Advent with Children

As Christians, we celebrate the arrival of a new liturgical year differently. The new year that begins on the first Sunday of Advent usually occurs around the beginning of December or the end of November. There is a quiet start to this new year. In the Scripture readings for the four Sundays of Advent, we remember the time when people waited in anticipation for the coming of the Messiah. While we know that the Messiah has come in Jesus Christ, and we have remembered his life, death and resurrection and Ascension, we can still reflect on and celebrate the newness of his coming again.
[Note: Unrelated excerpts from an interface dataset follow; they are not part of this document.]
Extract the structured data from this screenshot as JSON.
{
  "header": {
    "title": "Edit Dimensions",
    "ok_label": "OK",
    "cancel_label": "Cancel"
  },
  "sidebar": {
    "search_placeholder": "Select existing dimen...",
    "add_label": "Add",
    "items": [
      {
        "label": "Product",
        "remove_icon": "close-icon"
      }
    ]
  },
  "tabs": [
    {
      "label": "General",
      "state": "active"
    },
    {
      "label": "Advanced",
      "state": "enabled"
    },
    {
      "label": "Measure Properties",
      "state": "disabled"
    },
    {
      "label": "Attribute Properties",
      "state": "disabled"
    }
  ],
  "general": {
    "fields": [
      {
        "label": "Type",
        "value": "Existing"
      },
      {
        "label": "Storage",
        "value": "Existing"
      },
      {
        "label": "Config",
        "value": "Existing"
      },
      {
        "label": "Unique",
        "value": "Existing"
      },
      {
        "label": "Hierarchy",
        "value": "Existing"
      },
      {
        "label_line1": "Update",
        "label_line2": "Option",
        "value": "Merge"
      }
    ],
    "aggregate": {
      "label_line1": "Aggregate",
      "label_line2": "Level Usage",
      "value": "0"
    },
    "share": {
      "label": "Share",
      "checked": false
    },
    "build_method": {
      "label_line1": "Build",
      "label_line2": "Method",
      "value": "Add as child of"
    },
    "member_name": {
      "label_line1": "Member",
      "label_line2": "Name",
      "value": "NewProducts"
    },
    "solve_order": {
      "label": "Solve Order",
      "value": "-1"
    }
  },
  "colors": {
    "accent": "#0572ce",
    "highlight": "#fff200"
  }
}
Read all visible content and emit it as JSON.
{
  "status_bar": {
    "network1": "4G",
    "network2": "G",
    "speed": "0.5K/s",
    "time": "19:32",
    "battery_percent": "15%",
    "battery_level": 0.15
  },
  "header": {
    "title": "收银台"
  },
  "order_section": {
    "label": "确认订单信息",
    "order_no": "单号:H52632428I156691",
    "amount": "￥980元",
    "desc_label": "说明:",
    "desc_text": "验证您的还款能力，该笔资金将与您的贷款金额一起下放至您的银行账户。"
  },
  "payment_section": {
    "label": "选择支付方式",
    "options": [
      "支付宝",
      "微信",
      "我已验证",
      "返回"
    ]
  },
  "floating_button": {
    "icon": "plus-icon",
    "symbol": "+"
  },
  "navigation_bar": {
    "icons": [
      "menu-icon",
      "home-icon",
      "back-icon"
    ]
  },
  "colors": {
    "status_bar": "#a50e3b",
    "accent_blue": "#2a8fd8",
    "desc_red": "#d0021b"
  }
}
What is great about celebrating the coming of Jesus with children is that they help us approach the season with fresh eyes and insight. They present us with a challenge and an opportunity. The challenge they present is the way they soak up the values of the culture that has had them anticipating Christmas since the beginning of November. The opportunity they present is that we can introduce them to the timeless rituals celebrating the coming of the Messiah that will add depth to their spiritual lives.

In the Catechesis of the Good Shepherd atrium, we change out the liturgical colors to reflect the purple of preparation as we prepare to celebrate Jesus’ birth. The advent wreath is added to the prayer table. The four candles of the wreath represent the four Sundays of Advent There are three purple candles and one rose candle. The candles represent peace, joy, hope and love. The children sing this refrain as we light the candles:

Light one candle for peace (hope, joy, love), one bright candle for peace.
He brings peace to all the world, He comes, He comes.

In Advent, we spend time exploring prophecies from Hebrew Scripture. As we prepare for Christmas, we listen to the words that comforted and challenged those who watched and waited for the Messiah before Jesus was born. In the atrium we learn that prophets are those who listen very closely to God, and share God’s plans with the people. The prophecies are a marvelous way to discover more about Jesus.

The people walking in darkness have seen a great light
Isaiah 9:2

The prophecy above is the first one that we learn, and it is always remembered and loved by the children. The image of Jesus as the light is one that we hear often in the atrium, and one that resonates with the children.  There are five prophecies in all that we meditate upon in the Good Shepherd Atrium. We wonder, what themes are woven through the prophecies? One of my favorites is the theme of something great coming from something small: God coming to earth, not as a great warrior, but as a little baby. Tiny and unimportant Bethlehem as the birthplace of Jesus. A helpless baby named Everlasting Father and Mighty God! This dichotomy of great and small is a delight to the children, and a concept we encounter throughout the year. God seems to love small things, perhaps small people most of all!

The elementary children celebrate Advent with the Jesse Tree. The Jesse Tree helps us connect the custom of decorating Christmas trees to the events leading to Jesus’ birth. The Jesse Tree is named from Isaiah 11:1: “A shoot shall come out of the stock of Jesse, and a branch shall grow out of his roots.” Jesse was the father of King David. Children adorn a Jesse Tree with illustrated ornaments that represent the people, prophesies, and events leading up to the birth of Jesus. The ornaments of the Jesse Tree tell the story of God in the Old Testament, connecting the Advent season with the faithfulness of God across four thousand years of history.
The Infancy narratives lessons are presented with figures, readings from the Bible and time to wonder at the events. The narratives are
• Annunciation (Luke 1:26 – 38)
• Visitation of Mary to Elizabeth (Luke 1:39 – 49, 56)
• Nativity and the Adoration of the Shepherds (Luke 2:1 – 20)
• Adoration of the Magi (Matthew 2:1-12)
• Presentation in the Temple (Luke 2:21 – 33, 36 – 39)

This year we will have a closer look at the infancy narratives as the elementary children present the Christmas Pageant.
The children of the St. Cecilia choir have a special advent preparation as they participate in the service of Lessons and Carols. The Festival of Lessons and Carols is a service of Scripture and song that dates to the late 19th century. In this service, we listen to nine Scripture lessons, which recount the Fall, the promise of a Messiah, the Incarnation, and the Great Commission to preach the Good News. A carol or other song that reflects on the lesson’s message and a brief prayer follows each lesson.
The choir will share some of this music with residents at Meridian Care on Grayson Square.
With the celebration of Advent, everything old can become new again. Each year gives us an opportunity to remember and anticipate the celebration of the birth of Jesus on Christmas morning.